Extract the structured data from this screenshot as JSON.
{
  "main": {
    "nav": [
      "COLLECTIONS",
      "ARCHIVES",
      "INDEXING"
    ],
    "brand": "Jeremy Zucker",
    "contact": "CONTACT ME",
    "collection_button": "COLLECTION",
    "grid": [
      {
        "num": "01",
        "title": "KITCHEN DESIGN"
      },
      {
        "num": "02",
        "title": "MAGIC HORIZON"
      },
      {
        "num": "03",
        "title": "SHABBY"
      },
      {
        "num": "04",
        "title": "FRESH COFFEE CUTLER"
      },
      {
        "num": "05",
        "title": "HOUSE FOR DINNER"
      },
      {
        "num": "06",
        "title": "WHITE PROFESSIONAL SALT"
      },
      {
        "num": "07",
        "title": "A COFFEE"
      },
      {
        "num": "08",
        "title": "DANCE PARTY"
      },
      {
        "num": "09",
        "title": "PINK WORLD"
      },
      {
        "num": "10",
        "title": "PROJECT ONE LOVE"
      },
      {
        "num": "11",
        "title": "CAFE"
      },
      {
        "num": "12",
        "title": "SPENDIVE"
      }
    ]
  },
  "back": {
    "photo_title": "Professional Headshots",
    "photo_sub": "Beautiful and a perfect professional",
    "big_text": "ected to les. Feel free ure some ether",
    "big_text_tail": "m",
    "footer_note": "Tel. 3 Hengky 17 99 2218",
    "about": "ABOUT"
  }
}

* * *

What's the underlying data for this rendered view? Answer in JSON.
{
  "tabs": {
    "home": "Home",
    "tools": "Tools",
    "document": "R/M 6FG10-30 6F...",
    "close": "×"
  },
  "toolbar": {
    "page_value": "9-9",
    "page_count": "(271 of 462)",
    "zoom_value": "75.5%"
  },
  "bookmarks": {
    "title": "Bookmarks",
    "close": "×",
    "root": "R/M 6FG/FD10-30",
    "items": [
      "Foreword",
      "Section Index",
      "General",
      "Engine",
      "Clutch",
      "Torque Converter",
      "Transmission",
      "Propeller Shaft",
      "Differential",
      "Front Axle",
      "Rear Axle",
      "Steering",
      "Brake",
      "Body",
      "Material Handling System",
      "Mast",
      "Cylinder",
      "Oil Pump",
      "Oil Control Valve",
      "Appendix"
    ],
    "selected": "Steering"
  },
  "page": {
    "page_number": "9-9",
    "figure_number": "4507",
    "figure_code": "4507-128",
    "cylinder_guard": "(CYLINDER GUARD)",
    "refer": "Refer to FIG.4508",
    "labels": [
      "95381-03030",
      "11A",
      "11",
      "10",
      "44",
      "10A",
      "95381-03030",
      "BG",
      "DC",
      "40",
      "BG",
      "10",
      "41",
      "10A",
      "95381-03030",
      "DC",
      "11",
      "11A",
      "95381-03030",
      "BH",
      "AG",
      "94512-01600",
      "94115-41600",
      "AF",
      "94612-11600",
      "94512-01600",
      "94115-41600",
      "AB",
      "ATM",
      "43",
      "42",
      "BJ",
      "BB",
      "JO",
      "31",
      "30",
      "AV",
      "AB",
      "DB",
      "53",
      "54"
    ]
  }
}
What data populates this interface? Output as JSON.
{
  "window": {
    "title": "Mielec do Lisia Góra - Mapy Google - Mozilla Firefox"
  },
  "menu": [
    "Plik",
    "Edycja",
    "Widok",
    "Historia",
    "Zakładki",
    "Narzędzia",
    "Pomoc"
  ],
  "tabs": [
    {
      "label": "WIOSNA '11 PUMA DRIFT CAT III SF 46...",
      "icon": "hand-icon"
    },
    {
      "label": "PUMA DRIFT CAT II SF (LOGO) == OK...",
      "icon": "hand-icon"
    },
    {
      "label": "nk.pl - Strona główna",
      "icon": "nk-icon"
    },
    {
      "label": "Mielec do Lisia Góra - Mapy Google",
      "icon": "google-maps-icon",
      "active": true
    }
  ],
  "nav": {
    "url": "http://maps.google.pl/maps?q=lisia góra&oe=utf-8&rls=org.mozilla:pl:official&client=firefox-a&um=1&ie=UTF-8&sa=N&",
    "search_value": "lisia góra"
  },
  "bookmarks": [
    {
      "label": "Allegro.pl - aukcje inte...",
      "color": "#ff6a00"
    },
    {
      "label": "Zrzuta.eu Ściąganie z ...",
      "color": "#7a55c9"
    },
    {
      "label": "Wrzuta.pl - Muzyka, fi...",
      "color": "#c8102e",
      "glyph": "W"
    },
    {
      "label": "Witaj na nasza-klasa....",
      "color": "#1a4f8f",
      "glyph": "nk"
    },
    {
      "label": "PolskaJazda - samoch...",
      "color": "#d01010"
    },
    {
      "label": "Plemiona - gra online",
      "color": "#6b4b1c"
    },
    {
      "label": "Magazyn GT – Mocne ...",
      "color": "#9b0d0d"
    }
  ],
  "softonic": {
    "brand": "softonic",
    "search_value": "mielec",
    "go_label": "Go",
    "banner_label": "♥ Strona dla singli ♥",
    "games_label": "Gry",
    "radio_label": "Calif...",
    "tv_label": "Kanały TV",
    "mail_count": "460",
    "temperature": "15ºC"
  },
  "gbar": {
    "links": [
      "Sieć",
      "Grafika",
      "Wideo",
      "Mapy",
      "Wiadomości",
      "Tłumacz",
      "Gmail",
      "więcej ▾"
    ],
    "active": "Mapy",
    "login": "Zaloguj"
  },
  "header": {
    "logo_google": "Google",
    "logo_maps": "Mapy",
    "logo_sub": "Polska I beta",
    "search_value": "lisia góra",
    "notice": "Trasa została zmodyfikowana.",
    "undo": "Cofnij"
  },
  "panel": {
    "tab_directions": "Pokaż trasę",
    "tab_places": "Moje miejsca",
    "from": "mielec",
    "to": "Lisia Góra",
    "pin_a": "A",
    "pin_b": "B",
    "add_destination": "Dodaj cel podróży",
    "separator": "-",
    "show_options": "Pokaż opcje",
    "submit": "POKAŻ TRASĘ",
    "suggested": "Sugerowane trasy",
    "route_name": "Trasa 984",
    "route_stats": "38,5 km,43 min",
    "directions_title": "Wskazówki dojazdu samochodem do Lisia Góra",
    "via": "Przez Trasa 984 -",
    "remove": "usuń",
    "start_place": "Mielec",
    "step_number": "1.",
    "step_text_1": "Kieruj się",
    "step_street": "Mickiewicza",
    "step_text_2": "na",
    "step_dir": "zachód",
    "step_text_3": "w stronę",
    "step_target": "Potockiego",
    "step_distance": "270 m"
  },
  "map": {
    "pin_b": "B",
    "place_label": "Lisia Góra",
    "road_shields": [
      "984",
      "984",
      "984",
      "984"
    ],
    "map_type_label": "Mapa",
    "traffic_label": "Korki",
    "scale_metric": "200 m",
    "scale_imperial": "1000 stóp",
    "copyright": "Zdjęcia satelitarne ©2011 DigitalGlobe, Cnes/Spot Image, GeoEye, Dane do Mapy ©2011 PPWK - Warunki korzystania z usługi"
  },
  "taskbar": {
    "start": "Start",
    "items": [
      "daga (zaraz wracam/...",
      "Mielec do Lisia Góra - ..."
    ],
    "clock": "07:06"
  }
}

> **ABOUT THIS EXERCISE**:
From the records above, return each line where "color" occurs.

> **YOUR SOLUTION**:
      "color": "#ff6a00"
      "color": "#7a55c9"
      "color": "#c8102e",
      "color": "#1a4f8f",
      "color": "#d01010"
      "color": "#6b4b1c"
      "color": "#9b0d0d"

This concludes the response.